“The concentration of economic growth and prosperity in large metro areas defines the modern global economy, creating both opportunities and challenges in an era in which national political, economic, and societal trends are increasingly influenced by subnational dynamics.” -Brookings Institute
The Metropolitan Policy Program at the Brookings Institute has a new report out for 2018 called the Global Metro Monitor.
Here are some of the highlights (data is from 2014 to 2016):
– The 300 largest metro areas in the world accounted for 36% of employment growth and 67% of GDP growth.
– Metro areas in China and the Asia-Pacific region outperformed, whereas Latin American cities, and in particular the largest Brazilian cities, were weaker performers.
– The majority of large metro areas had growth rates that exceeded that of their respective regions. So again, cities are the driver.
And here is an interesting interactive chart (better to click through) that shows the % change in GDP per capita.
Look at how much of an outlier San Jose is. Though, check out Dublin in the footnote. And if you look at the actual data table, it is all China, except for Dublin at the top.
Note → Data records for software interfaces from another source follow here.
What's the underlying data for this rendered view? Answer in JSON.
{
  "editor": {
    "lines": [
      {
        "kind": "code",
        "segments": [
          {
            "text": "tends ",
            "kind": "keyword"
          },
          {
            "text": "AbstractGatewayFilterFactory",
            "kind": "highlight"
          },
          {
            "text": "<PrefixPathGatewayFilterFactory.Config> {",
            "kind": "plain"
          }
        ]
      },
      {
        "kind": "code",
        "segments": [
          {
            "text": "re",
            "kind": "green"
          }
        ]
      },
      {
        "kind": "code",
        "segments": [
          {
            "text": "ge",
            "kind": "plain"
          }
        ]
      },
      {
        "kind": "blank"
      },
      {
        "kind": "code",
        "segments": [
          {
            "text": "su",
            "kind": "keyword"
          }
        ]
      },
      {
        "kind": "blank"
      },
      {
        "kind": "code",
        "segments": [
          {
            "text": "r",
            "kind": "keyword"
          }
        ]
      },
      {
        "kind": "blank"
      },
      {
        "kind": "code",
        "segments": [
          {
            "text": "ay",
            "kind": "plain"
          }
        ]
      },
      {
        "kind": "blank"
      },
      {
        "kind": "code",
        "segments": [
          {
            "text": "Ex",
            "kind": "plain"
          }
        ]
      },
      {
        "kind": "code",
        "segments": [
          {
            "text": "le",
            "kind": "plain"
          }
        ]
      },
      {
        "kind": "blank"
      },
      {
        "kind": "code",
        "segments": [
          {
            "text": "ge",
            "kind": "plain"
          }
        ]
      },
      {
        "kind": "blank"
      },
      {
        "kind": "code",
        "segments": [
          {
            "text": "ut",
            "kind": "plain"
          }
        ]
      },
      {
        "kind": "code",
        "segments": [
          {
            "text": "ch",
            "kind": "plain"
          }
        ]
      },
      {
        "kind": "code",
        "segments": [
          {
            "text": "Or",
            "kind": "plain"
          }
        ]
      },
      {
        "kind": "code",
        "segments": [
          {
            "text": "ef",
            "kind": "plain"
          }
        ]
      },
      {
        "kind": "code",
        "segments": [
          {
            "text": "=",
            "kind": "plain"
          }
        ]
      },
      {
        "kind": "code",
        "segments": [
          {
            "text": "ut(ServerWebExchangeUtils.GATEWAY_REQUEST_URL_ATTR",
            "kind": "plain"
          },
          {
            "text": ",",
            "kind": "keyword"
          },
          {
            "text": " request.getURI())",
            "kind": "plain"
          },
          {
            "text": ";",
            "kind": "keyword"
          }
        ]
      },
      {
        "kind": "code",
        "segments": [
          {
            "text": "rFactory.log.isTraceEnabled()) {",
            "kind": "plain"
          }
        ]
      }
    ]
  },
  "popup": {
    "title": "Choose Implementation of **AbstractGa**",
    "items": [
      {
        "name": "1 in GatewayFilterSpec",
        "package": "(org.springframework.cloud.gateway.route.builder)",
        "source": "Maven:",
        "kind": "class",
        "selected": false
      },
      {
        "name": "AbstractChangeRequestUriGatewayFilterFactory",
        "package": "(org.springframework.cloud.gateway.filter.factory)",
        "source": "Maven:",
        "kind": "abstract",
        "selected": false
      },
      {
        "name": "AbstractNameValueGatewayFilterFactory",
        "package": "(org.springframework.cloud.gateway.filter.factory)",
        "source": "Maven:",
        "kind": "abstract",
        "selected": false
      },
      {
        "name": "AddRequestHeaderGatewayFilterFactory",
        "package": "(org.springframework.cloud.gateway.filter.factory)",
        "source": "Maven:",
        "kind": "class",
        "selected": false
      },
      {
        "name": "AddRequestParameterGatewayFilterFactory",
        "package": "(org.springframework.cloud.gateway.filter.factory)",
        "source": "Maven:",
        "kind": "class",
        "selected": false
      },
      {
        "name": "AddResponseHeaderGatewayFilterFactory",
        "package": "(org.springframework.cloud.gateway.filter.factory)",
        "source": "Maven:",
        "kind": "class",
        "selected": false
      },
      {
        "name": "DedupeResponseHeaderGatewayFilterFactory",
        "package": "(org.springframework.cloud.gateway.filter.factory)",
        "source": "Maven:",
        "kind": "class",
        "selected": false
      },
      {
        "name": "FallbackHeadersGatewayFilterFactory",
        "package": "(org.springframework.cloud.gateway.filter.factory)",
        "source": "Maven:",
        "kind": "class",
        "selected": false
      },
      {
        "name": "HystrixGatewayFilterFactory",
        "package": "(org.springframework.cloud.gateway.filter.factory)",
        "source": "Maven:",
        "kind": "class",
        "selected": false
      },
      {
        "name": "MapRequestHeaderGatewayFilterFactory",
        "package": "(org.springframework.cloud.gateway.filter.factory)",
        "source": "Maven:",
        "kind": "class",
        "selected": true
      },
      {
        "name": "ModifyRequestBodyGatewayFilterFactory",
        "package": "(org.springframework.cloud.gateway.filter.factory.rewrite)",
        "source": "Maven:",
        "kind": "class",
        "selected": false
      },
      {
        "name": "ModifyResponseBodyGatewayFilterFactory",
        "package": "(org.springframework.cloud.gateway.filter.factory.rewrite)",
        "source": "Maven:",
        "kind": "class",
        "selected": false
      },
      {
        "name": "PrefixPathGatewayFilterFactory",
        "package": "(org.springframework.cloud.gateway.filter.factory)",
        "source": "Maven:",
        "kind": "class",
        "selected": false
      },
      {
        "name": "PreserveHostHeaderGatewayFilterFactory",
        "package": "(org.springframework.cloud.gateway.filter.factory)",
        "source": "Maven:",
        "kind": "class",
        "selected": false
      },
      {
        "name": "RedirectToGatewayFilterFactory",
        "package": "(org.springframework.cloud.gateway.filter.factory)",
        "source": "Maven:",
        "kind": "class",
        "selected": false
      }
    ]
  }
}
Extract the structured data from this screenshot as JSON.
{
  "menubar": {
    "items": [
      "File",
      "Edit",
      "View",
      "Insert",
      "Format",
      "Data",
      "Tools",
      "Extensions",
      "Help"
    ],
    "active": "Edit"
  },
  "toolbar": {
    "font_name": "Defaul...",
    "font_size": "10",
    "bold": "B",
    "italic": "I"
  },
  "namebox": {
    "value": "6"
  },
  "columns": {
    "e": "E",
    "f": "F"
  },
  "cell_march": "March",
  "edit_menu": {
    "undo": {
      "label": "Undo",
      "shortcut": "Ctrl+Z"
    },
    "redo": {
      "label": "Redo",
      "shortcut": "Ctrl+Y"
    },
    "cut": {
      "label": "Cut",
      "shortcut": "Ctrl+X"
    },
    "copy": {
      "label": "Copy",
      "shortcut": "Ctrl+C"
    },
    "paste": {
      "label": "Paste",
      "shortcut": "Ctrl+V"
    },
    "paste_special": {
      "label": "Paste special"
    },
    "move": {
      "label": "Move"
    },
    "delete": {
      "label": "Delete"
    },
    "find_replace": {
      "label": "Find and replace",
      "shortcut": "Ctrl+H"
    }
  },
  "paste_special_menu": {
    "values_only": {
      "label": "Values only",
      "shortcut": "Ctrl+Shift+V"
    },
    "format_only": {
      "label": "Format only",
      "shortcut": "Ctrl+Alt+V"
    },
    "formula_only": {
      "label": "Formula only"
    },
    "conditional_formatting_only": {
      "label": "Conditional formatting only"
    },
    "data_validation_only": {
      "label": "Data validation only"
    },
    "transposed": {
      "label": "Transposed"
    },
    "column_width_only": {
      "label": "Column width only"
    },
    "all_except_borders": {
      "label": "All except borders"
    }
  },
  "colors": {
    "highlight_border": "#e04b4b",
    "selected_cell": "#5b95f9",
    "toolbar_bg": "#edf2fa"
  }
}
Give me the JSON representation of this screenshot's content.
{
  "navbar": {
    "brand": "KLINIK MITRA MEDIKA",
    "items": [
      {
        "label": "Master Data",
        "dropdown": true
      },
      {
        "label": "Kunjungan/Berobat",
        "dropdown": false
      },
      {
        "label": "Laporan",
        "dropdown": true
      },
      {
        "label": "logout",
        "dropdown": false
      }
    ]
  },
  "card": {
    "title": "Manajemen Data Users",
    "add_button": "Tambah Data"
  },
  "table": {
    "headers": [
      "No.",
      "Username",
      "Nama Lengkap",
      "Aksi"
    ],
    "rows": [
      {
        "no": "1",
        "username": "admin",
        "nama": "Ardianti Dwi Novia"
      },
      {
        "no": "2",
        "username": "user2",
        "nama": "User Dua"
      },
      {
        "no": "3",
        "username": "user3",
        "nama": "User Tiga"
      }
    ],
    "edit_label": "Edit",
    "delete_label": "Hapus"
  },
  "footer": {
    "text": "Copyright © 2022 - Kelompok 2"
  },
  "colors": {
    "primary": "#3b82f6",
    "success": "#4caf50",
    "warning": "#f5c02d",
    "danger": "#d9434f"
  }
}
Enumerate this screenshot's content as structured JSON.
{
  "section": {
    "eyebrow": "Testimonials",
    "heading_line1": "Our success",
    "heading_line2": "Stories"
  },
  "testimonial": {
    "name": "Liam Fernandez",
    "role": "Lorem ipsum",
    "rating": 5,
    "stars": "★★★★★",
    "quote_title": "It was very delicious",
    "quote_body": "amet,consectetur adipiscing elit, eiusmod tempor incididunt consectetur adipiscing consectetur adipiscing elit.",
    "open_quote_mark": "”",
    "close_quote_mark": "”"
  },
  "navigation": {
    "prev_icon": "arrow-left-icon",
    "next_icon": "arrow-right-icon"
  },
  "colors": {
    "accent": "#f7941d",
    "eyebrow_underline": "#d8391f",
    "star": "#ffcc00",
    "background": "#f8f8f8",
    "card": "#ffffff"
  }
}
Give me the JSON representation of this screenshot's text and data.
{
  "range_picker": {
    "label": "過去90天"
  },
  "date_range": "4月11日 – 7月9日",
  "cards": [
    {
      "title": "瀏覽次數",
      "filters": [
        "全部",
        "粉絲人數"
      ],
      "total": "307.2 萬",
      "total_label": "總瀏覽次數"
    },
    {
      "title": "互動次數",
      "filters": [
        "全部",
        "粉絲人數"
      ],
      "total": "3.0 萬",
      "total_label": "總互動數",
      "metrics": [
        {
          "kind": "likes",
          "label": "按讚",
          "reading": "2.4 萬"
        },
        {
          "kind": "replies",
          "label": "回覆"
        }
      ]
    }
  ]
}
For the rest of the charts, click here. And to download the full Global Metro Monitor report, click here.